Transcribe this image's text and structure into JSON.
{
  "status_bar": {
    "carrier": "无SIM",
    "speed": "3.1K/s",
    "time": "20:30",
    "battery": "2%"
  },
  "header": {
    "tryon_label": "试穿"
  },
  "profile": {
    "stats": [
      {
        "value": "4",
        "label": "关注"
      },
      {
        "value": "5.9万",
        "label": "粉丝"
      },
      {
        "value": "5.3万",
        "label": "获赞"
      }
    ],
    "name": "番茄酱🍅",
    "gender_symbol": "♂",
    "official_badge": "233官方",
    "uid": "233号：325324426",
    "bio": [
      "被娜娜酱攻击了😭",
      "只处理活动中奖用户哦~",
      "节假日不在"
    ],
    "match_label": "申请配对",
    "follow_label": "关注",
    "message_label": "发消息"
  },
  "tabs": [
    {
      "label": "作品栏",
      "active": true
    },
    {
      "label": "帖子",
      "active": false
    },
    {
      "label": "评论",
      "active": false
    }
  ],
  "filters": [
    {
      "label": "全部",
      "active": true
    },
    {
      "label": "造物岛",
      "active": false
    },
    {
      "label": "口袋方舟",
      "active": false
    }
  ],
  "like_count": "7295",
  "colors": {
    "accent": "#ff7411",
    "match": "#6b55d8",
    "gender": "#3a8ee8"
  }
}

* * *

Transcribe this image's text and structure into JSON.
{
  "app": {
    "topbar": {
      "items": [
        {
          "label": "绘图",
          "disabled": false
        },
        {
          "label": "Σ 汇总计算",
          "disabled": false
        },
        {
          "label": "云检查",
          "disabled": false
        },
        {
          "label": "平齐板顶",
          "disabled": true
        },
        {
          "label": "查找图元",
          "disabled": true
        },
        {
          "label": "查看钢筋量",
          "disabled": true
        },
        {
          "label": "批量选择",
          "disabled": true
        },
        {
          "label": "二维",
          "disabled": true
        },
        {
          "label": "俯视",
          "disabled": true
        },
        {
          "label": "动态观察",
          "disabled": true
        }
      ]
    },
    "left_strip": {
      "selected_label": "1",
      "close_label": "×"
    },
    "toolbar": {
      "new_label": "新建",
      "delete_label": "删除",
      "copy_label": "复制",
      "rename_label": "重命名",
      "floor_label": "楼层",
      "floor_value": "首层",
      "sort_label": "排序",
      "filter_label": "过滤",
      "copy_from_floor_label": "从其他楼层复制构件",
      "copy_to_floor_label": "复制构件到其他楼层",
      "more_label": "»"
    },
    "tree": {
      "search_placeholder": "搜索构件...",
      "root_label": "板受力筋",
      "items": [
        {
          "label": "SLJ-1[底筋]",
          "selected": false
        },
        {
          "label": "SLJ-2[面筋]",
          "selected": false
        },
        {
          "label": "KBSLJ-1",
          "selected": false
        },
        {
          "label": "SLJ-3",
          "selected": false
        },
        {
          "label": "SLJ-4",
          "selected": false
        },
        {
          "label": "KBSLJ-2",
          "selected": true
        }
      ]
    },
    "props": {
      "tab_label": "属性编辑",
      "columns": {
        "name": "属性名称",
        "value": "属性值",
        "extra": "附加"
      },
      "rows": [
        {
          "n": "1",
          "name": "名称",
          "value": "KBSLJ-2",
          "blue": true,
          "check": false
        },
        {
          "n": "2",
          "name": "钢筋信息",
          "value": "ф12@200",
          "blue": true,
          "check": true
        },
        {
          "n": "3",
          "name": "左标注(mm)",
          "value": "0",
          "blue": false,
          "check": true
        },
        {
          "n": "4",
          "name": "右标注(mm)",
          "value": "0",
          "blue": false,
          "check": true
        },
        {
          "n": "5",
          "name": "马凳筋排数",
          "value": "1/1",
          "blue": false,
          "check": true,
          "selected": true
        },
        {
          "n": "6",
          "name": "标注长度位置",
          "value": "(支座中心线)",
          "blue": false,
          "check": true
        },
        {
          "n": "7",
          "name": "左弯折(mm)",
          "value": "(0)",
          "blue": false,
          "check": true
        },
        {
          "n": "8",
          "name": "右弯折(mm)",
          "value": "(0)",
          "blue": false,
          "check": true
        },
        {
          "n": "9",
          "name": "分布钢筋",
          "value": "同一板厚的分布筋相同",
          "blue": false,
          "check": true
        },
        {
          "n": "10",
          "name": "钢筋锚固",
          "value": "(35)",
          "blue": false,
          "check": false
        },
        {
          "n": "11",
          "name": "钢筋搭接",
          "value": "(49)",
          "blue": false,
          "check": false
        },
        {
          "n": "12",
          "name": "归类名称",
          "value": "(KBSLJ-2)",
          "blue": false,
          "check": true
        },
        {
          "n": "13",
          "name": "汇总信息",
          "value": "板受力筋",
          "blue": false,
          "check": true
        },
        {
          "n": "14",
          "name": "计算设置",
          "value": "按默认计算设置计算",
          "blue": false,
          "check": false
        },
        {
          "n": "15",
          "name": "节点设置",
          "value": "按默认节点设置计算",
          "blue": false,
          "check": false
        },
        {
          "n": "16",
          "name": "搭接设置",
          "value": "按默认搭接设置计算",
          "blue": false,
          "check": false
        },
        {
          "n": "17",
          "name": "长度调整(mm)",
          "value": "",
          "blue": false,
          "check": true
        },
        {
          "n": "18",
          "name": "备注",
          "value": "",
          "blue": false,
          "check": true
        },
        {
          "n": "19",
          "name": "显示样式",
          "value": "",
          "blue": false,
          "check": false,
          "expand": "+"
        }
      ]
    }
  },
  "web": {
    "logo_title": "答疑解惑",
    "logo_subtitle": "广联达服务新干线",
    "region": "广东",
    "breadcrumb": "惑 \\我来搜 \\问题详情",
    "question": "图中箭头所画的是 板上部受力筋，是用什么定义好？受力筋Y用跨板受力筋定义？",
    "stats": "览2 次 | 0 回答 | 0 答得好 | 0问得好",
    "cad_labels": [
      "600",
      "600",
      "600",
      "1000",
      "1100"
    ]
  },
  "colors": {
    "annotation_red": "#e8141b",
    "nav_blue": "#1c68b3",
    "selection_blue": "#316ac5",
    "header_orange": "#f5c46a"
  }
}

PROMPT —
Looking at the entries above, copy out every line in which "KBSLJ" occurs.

RESPONSE AREA —
          "label": "KBSLJ-1",
          "label": "KBSLJ-2",
          "value": "KBSLJ-2",
          "value": "(KBSLJ-2)",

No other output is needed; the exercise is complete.